WORK INSTRUCTIONS: Please output the entries that follow exactly, without a single image.

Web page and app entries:
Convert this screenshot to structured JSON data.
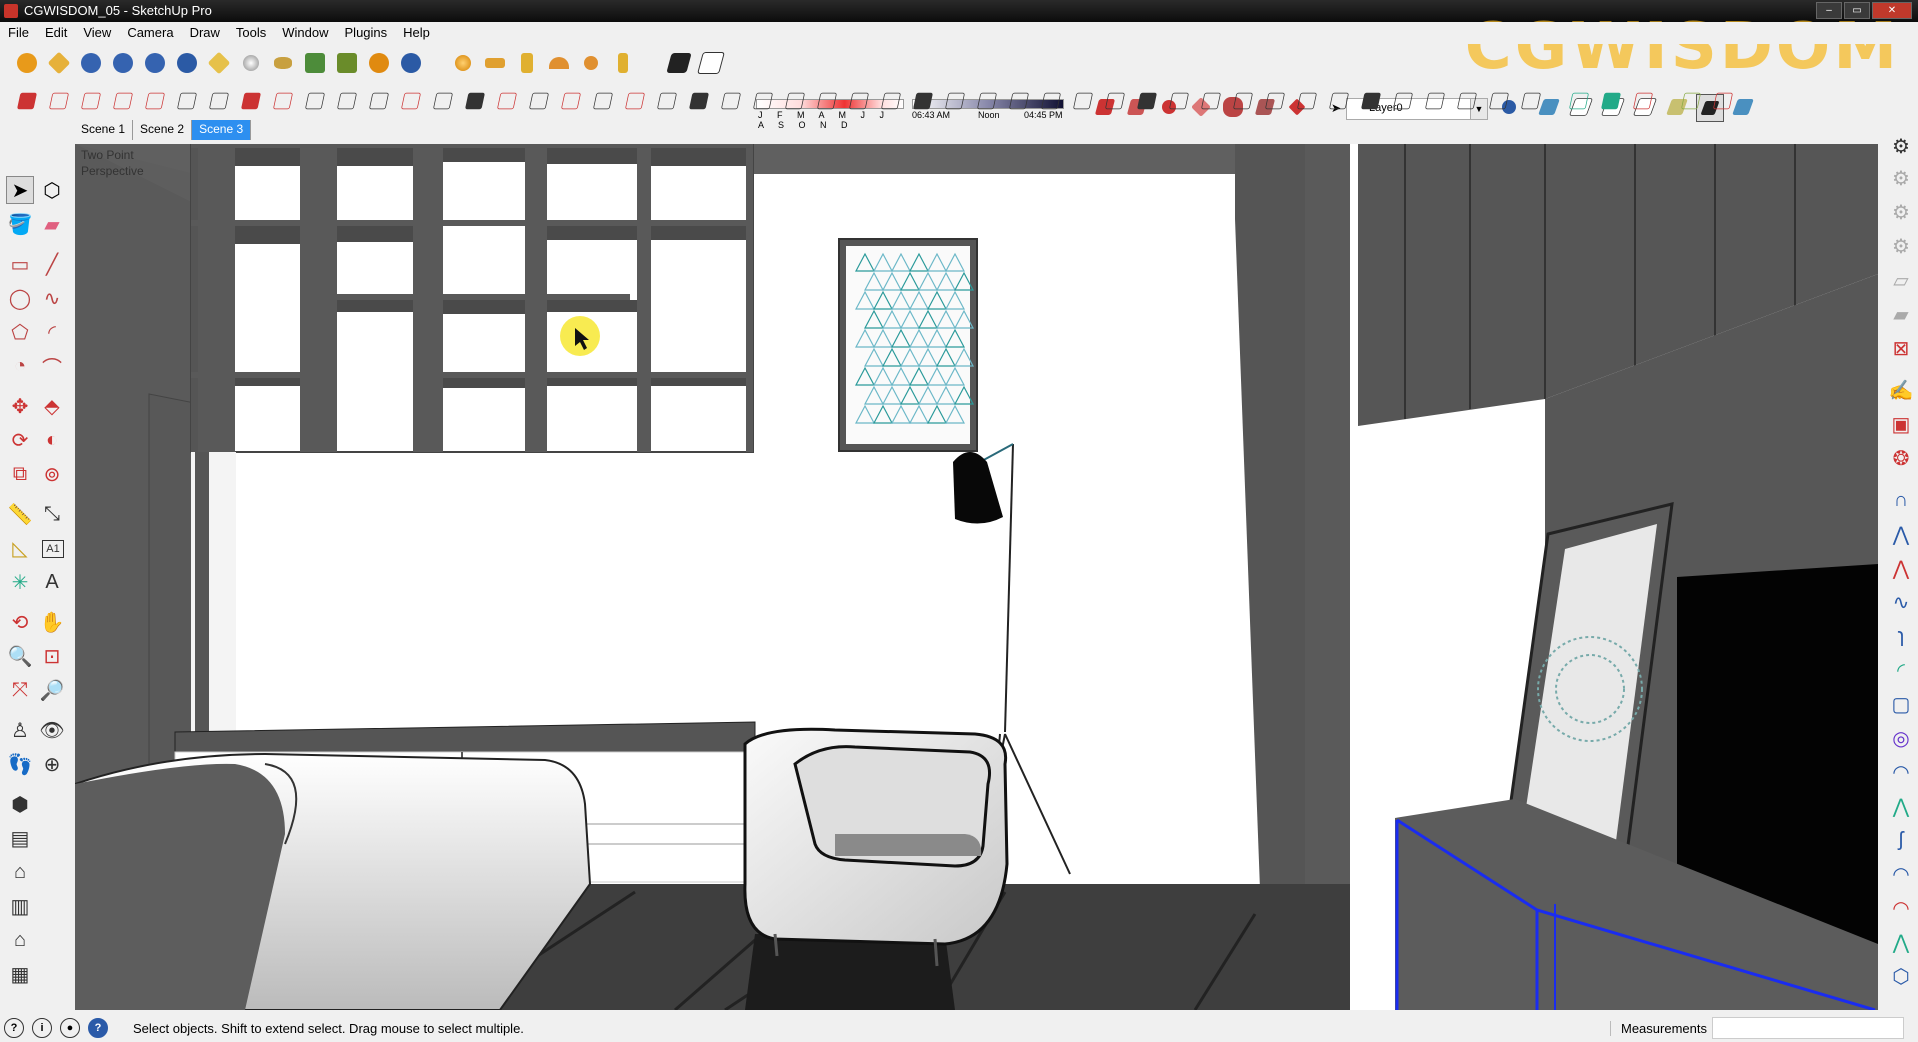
{
  "window": {
    "title": "CGWISDOM_05 - SketchUp Pro",
    "logo_text": "CGWISDOM"
  },
  "menu": [
    "File",
    "Edit",
    "View",
    "Camera",
    "Draw",
    "Tools",
    "Window",
    "Plugins",
    "Help"
  ],
  "toolbar": {
    "icons_row1": [
      "M-plugin-icon",
      "tag-icon",
      "R-plugin-icon",
      "RT-plugin-icon",
      "BR-plugin-icon",
      "question-icon",
      "label-icon",
      "sphere-icon",
      "bee-icon",
      "tree-icon",
      "tree2-icon",
      "target-icon",
      "pause-icon",
      "orange-sphere-icon",
      "platform-icon",
      "flag-icon",
      "dome-icon",
      "ball-icon",
      "pin-icon",
      "shadow-toggle-icon",
      "eraser-shadow-icon"
    ],
    "shadow_months": "J F M A M J J A S O N D",
    "time_start": "06:43 AM",
    "time_noon": "Noon",
    "time_end": "04:45 PM",
    "layer_value": "Layer0"
  },
  "scenes": [
    {
      "label": "Scene 1"
    },
    {
      "label": "Scene 2"
    },
    {
      "label": "Scene 3"
    }
  ],
  "active_scene": "Scene 3",
  "viewport": {
    "camera_label_line1": "Two Point",
    "camera_label_line2": "Perspective"
  },
  "status": {
    "message": "Select objects. Shift to extend select. Drag mouse to select multiple.",
    "measurements_label": "Measurements",
    "measurements_value": ""
  },
  "colors": {
    "titlebar": "#111111",
    "active_tab": "#2d8ff0",
    "logo": "#f5b923",
    "selection_blue": "#1a2cf0",
    "cursor_highlight": "#f7e733"
  }
}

THE ANSWER:
Convert this screenshot to structured JSON data.
{
  "window": {
    "title": "CGWISDOM_05 - SketchUp Pro",
    "logo_text": "CGWISDOM"
  },
  "menu": [
    "File",
    "Edit",
    "View",
    "Camera",
    "Draw",
    "Tools",
    "Window",
    "Plugins",
    "Help"
  ],
  "toolbar": {
    "icons_row1": [
      "M-plugin-icon",
      "tag-icon",
      "R-plugin-icon",
      "RT-plugin-icon",
      "BR-plugin-icon",
      "question-icon",
      "label-icon",
      "sphere-icon",
      "bee-icon",
      "tree-icon",
      "tree2-icon",
      "target-icon",
      "pause-icon",
      "orange-sphere-icon",
      "platform-icon",
      "flag-icon",
      "dome-icon",
      "ball-icon",
      "pin-icon",
      "shadow-toggle-icon",
      "eraser-shadow-icon"
    ],
    "shadow_months": "J F M A M J J A S O N D",
    "time_start": "06:43 AM",
    "time_noon": "Noon",
    "time_end": "04:45 PM",
    "layer_value": "Layer0"
  },
  "scenes": [
    {
      "label": "Scene 1"
    },
    {
      "label": "Scene 2"
    },
    {
      "label": "Scene 3"
    }
  ],
  "active_scene": "Scene 3",
  "viewport": {
    "camera_label_line1": "Two Point",
    "camera_label_line2": "Perspective"
  },
  "status": {
    "message": "Select objects. Shift to extend select. Drag mouse to select multiple.",
    "measurements_label": "Measurements",
    "measurements_value": ""
  },
  "colors": {
    "titlebar": "#111111",
    "active_tab": "#2d8ff0",
    "logo": "#f5b923",
    "selection_blue": "#1a2cf0",
    "cursor_highlight": "#f7e733"
  }
}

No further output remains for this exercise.